Most Tiankeng stones exhibit a pattern resembling shredded radish. The density of such pattern may be loose or packed, and embedded or revealed. Tianhuang is the most precious and the rarest stones among all; it is rich in color with a translucent and lustrous texture. If the Tianhuang is covered with black skin, it is called Wuyapi-Tianhuang ( 烏鴉皮田黃 , Tianghuang covered in a blackish layer like the feather of a crow); if it has a yellow outer layer and a white inner part, it is known as “Silver Wrapped in Gold.”The stones excavated from Mount Furong are a standalone type of stones that is well-known for its variety of colors and textures. Fancied by stone collectors, sculptors, and seal artists for its elegance and graciousness, these stones are ideal for carving, for they have incomparable qualities and various colors. These stones are the most collectable seal stones ever discovered since the past century.
Besides Fujian Province, Changhua and Qingtian in Zhejiang Province as well as Jiangxi and Balin in Inner Mongolia are also places known for nurturing beautiful stones with fine qualities. The uniqueness in their colors and textures has offered a great selection for seal stone carving and has established the foundation and development of seal art, giving rise not only to the contemporary seal stone masters and artists but also the glamourous cultural pieces they created.
More people have discovered their love for collecting Shoushan stone artworks, including calligraphers and painters who pay scrupulous details to the beauty of seal stones. Not only do they admire the fine quality of these lovely stones, they also appreciate the exquisite details and intricate carvings demonstrated in the artworks. People form lasting friendships as they gather to share in the joy of appreciating the elegance and gracefulness of these stones. Mr. Yi has spent nearly three decades visiting Mount Shoushan to personally select the best stones with the finest qualities and with the spiritual attributes. He commissioned several famous artists to make the stones into wonderful artworks that he has preciously kept in his own gallery for years. His collection features a variety of Tianshi in diverse colors, such as Furong stones, Lichi (Lychee) stones, Shanbo stones, Kengtou stones, Gaoshan stones, Qijiang stones, Changhua ChickenBlood stones, Qingtian stones, and Balin stones. These stones are all of the finest quality and carved with extremely exquisite skills by the best sculptors. Now, this collection of extraordinary Tiankeng stones will be displayed at the National Museum of History in Taipei during the exhibition of “Experience the Stone Arts.” It is our hope that everyone will seize this great opportunity and take a closer glimpse at the finest stone artworks.

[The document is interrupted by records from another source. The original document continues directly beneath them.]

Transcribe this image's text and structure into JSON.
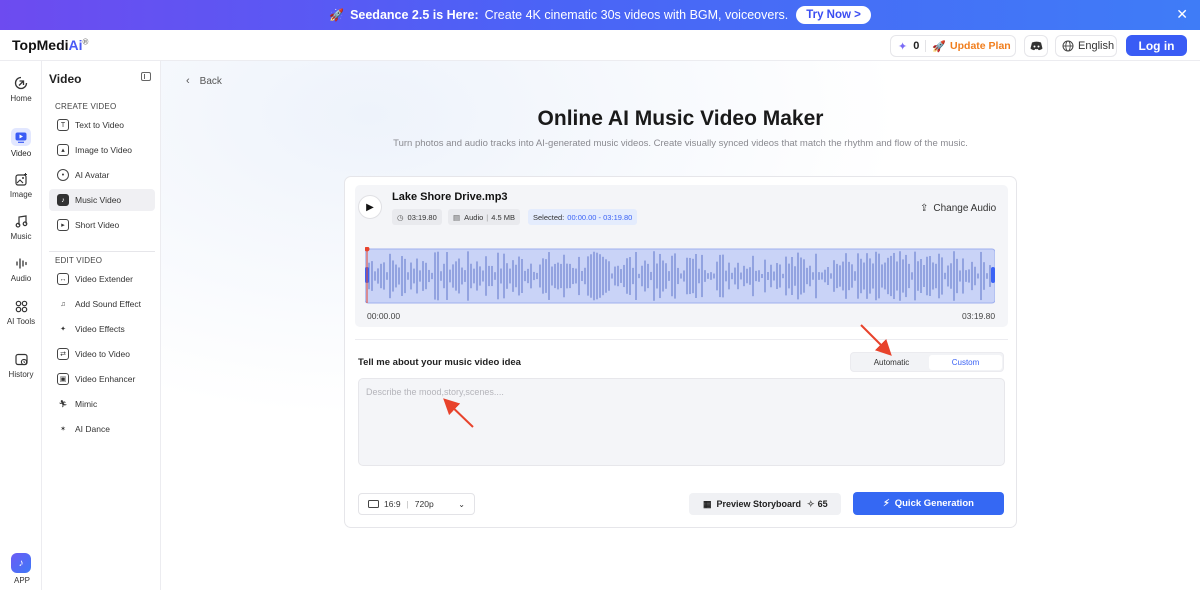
{
  "banner": {
    "rocket_icon": "rocket-icon",
    "title": "Seedance 2.5 is Here:",
    "text": "Create 4K cinematic 30s videos with BGM, voiceovers.",
    "cta": "Try Now >",
    "close": "✕"
  },
  "header": {
    "logo_main": "TopMedi",
    "logo_ai": "Ai",
    "logo_reg": "®",
    "credits": "0",
    "update_plan": "Update Plan",
    "language": "English",
    "login": "Log in"
  },
  "rail": {
    "items": [
      {
        "label": "Home",
        "icon": "home-icon"
      },
      {
        "label": "Video",
        "icon": "video-icon",
        "active": true
      },
      {
        "label": "Image",
        "icon": "image-icon"
      },
      {
        "label": "Music",
        "icon": "music-icon"
      },
      {
        "label": "Audio",
        "icon": "audio-icon"
      },
      {
        "label": "AI Tools",
        "icon": "ai-tools-icon"
      },
      {
        "label": "History",
        "icon": "history-icon"
      }
    ],
    "app_label": "APP"
  },
  "sidebar": {
    "title": "Video",
    "create_heading": "CREATE VIDEO",
    "create_items": [
      "Text to Video",
      "Image to Video",
      "AI Avatar",
      "Music Video",
      "Short Video"
    ],
    "edit_heading": "EDIT VIDEO",
    "edit_items": [
      "Video Extender",
      "Add Sound Effect",
      "Video Effects",
      "Video to Video",
      "Video Enhancer",
      "Mimic",
      "AI Dance"
    ]
  },
  "main": {
    "back": "Back",
    "title": "Online AI Music Video Maker",
    "subtitle": "Turn photos and audio tracks into AI-generated music videos. Create visually synced videos that match the rhythm and flow of the music.",
    "audio": {
      "file_name": "Lake Shore Drive.mp3",
      "duration": "03:19.80",
      "type": "Audio",
      "size": "4.5 MB",
      "selected_label": "Selected:",
      "selected_range": "00:00.00 - 03:19.80",
      "change_audio": "Change Audio",
      "time_start": "00:00.00",
      "time_end": "03:19.80"
    },
    "idea_label": "Tell me about your music video idea",
    "mode": {
      "automatic": "Automatic",
      "custom": "Custom",
      "selected": "Custom"
    },
    "prompt_placeholder": "Describe the mood,story,scenes....",
    "prompt_value": "",
    "ratio": "16:9",
    "resolution": "720p",
    "preview_label": "Preview Storyboard",
    "preview_cost": "65",
    "quick_label": "Quick Generation"
  },
  "colors": {
    "accent": "#3568f3",
    "waveform": "#7c8fd6",
    "waveform_bg": "#c9d3f7",
    "annotation_arrow": "#e8432c"
  }
}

at the Taipei Little Mountain
Resort on a mid-autumn day in Year of the Monkey